Reality of women taking sex drugs
There is a good metaphor about tea and sex and consent. If a woman doesn't want tea, don't make her drink tea. If a woman asks for tea and then changes her mind, don't make her drink the tea! And if a woman is asleep, but you've made her a cup of tea, don't pour it down her throat when she's unconscious!
But these days, there's a new twist in the metaphor. What if you really want to drink tea with a woman, but she doesn't enjoy drinking tea? Should you give her drugs to make her want the tea? Is that a good solution?
This is not a hypothetical. It's completely legit. It's the 'female Viagra', and it's on the market. Of course it is not without its problems. The first version was Addyi, a daily pill designed to increase a woman's sex drive. Unfortunately, Addyi's side effects included dizziness, nausea and dry mouth; it might have turned you on, but you felt revolting once you started shagging. Oh, and it led to unconsciousness when mixed with alcohol, so no warm-up glass of wine or champers before the actual event.
Despite these side effects, Addyi's success rate was low. At best, women reported one extra 'sexually satisfying event' per month, but whether that was due to the Chris Hemsworth film on TV or the drug, no-one could say.
A new version of female Viagra, only the second approved by the US Food and Drug Administration, has just been released.
Vyleesi is an injection, not a pill, and needs to be administered about 45 minutes before sex commences. So, it's sort of like putting the kettle on in the hopes that you'll want tea, except that the kettle is a needle, and you're sticking it into your thigh.
In clinical trials, Vyleesi was found to increase desire in only a quarter of women, but produced nausea is around 40 per cent, according to the FDA. So it's fairly unlikely you'll feel like drinking your tea, but it's reasonably certain that you'll feel ill afterwards. Chris Hemsworth on TV offers far better odds.

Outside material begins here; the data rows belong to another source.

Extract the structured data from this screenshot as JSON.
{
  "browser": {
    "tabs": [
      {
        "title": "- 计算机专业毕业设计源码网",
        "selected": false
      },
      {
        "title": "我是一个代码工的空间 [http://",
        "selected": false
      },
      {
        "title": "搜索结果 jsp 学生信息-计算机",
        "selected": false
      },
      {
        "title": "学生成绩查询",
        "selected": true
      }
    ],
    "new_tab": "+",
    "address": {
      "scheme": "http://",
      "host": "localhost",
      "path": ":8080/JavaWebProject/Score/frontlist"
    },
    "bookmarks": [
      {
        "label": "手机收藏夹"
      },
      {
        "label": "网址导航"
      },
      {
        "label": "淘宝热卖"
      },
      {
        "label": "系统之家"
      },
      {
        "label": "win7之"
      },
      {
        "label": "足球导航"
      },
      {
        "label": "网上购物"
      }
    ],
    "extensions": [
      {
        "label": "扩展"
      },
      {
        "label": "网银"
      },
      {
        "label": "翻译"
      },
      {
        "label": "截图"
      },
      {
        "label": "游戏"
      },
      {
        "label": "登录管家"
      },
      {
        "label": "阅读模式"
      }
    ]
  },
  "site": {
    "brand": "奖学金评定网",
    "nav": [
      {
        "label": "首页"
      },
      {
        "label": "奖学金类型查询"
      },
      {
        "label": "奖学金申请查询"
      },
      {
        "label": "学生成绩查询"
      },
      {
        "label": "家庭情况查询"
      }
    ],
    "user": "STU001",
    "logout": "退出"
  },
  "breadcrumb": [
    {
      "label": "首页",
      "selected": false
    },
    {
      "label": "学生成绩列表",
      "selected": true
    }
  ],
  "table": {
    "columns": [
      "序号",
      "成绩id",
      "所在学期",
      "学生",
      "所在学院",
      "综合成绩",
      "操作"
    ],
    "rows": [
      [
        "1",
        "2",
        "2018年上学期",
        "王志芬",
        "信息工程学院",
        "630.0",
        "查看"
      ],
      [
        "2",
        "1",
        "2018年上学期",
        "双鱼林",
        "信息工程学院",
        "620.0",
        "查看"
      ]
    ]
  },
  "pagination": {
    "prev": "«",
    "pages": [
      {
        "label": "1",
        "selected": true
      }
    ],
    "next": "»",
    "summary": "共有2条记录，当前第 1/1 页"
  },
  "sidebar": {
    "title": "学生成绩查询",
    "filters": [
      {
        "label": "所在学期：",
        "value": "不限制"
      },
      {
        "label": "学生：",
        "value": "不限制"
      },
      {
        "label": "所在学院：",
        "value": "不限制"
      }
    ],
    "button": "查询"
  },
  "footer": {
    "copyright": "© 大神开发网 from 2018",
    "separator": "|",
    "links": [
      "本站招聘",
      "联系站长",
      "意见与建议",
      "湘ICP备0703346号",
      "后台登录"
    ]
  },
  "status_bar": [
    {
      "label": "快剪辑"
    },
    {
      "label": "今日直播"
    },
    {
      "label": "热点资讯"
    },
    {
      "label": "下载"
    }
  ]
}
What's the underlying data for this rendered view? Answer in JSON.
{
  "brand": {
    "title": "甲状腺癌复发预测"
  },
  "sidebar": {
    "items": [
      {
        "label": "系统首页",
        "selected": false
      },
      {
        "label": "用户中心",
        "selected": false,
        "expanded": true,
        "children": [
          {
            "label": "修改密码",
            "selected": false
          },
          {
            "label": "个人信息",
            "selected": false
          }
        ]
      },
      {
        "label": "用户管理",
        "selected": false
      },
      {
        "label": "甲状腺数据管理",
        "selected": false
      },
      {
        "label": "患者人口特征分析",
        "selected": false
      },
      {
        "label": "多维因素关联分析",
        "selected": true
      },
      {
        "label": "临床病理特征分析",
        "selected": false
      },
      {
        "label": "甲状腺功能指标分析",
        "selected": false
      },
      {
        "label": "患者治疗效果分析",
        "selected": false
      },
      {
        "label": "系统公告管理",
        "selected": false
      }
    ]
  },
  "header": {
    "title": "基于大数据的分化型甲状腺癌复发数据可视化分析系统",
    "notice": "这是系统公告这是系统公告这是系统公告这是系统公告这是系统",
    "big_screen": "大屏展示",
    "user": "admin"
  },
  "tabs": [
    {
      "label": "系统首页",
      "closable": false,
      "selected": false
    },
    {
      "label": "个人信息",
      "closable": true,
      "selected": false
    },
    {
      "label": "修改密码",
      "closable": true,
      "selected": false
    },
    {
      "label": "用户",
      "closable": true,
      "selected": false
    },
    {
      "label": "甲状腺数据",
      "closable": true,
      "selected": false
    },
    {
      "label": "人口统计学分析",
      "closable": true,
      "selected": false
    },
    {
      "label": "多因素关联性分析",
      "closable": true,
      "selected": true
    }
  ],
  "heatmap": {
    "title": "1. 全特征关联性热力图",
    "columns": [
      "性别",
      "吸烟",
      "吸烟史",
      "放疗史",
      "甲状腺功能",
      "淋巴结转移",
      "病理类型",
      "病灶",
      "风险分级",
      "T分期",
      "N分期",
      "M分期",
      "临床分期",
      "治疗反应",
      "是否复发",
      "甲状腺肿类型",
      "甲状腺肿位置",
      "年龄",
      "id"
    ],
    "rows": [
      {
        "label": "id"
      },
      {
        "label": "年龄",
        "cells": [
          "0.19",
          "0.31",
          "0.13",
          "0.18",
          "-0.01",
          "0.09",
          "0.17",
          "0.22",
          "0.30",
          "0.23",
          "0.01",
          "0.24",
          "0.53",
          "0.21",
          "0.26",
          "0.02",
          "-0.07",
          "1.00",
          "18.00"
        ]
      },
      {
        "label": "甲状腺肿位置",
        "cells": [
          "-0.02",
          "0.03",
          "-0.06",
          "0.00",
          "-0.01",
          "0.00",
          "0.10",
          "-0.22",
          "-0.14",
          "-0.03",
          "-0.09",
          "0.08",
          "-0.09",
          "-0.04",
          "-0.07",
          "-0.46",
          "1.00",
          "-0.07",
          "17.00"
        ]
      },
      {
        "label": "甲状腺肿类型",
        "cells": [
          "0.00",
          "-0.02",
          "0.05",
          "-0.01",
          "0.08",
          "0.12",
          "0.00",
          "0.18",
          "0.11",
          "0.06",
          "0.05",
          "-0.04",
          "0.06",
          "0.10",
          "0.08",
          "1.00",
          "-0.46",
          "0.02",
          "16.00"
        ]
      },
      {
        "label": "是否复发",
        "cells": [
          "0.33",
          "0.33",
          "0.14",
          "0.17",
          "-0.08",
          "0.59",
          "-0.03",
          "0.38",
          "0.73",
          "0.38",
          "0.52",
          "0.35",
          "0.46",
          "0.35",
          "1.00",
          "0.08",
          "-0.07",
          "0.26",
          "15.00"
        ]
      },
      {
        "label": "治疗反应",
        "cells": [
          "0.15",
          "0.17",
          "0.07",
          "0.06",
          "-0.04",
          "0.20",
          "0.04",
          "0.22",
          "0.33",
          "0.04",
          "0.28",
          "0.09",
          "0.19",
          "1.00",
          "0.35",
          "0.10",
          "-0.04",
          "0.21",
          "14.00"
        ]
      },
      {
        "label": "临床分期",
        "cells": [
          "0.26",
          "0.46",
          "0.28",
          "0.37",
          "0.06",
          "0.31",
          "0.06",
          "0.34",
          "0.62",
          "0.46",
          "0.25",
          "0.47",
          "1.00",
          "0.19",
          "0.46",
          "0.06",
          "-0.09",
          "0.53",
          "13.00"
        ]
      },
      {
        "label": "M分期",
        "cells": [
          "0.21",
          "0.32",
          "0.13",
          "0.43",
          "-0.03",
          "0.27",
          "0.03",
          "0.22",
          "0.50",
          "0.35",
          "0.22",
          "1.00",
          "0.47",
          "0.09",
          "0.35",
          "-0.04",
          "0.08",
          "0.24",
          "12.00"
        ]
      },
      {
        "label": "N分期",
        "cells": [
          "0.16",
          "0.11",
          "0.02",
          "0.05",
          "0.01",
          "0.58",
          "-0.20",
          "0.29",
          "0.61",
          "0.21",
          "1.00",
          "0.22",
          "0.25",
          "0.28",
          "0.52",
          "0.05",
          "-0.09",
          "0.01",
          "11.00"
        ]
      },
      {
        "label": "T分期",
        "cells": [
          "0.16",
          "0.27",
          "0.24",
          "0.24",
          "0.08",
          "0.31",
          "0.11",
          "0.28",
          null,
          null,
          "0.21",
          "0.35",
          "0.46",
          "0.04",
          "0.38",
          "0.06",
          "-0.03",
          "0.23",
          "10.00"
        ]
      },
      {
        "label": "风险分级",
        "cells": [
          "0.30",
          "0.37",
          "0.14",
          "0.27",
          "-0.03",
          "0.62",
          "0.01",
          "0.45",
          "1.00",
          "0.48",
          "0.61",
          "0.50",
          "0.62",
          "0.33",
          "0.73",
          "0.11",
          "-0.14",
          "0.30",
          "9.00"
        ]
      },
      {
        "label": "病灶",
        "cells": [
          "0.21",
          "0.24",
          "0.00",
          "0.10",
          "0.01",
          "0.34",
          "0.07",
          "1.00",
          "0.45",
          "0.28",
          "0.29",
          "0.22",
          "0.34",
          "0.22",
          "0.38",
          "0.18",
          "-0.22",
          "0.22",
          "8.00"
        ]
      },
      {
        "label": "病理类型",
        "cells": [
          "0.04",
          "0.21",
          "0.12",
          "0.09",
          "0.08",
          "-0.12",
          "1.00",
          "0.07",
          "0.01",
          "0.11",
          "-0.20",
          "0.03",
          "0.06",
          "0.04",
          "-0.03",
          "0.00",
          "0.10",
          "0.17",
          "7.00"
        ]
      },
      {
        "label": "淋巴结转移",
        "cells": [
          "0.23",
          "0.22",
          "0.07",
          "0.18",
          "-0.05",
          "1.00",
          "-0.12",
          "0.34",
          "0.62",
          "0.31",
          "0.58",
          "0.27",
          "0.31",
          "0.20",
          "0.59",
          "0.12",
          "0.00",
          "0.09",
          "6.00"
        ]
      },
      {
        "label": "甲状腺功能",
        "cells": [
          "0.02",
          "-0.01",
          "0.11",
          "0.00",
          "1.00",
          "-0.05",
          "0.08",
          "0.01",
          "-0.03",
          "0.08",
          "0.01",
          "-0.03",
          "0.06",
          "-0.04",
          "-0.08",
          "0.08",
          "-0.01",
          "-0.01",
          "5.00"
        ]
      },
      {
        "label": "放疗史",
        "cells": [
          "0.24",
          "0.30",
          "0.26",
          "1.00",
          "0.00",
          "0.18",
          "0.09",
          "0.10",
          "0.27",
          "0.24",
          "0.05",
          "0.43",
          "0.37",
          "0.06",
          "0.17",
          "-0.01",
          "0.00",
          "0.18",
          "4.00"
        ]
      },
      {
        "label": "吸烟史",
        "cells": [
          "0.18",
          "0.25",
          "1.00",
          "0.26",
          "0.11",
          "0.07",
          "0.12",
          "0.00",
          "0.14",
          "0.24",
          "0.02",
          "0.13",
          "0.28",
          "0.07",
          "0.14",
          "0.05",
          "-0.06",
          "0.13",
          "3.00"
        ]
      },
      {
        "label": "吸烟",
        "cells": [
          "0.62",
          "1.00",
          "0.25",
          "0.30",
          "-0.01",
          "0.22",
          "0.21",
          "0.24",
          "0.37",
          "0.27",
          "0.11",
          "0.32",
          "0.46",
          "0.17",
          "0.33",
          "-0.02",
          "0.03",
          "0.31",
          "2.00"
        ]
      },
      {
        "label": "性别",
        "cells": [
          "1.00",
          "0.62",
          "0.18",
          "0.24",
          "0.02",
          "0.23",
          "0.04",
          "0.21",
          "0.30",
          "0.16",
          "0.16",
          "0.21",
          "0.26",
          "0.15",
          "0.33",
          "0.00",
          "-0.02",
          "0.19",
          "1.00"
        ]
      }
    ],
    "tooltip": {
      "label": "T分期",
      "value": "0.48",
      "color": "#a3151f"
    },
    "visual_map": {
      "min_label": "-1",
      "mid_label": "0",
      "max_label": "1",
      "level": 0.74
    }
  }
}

Still, even if these drugs were more effective, are they actually a good idea? After all, sexual desire in women is complicated and sensitive.
It can be affected by all sorts of emotional and physical factors, including stress, exhaustion, chronic illness, mental health, and self-esteem.
But it is also inextricably linked to the relationship with the sexual partner. I know plenty of women who had no desire whatsoever for their husbands, but who had a rollicking good time with new men once they left their marriages.
They thought they were tired of tea, but, in fact, they just didn't like that flavour. They found a new type of leaf, and boom! It was all on again.
What if the woman's relationship with her sexual partner is inadequate? What if she no longer finds her partner desirable? What if she's been having sex with the same man for decades and is bored? Should she take a pill, or maybe work on the underlying issues, or - gasp - honour her feelings?
And even if all else is genuinely well, but she has simply lost her sex drive, whose interests are being serving by her taking medication? Is it worth the side effects, and the risks? Does she really need to be forced to want tea?
'But hey!' I hear you shouting, 'we have Viagra for men, right?' Yes. Yes we do. Except … the real Viagra doesn't create desire. It creates ability. Viagra doesn't make a man want to drink a cup of tea. It helps the man who is already thirsty to keep his cup stiff (so to speak) long enough to drink it. And it doesn't involve injections or a vomit after a shag.
Look, we women go through so much just to be able to have sex. We take contraceptive pills. We get IUDs. We get Pap smears. We get pregnant! Do we need injections and nausea on top of everything else?
Perhaps medicating women to feel desire isn't the greatest solution. If she really doesn't want tea, and the tea can't be made more appealing, then maybe - just maybe - don't boil the kettle.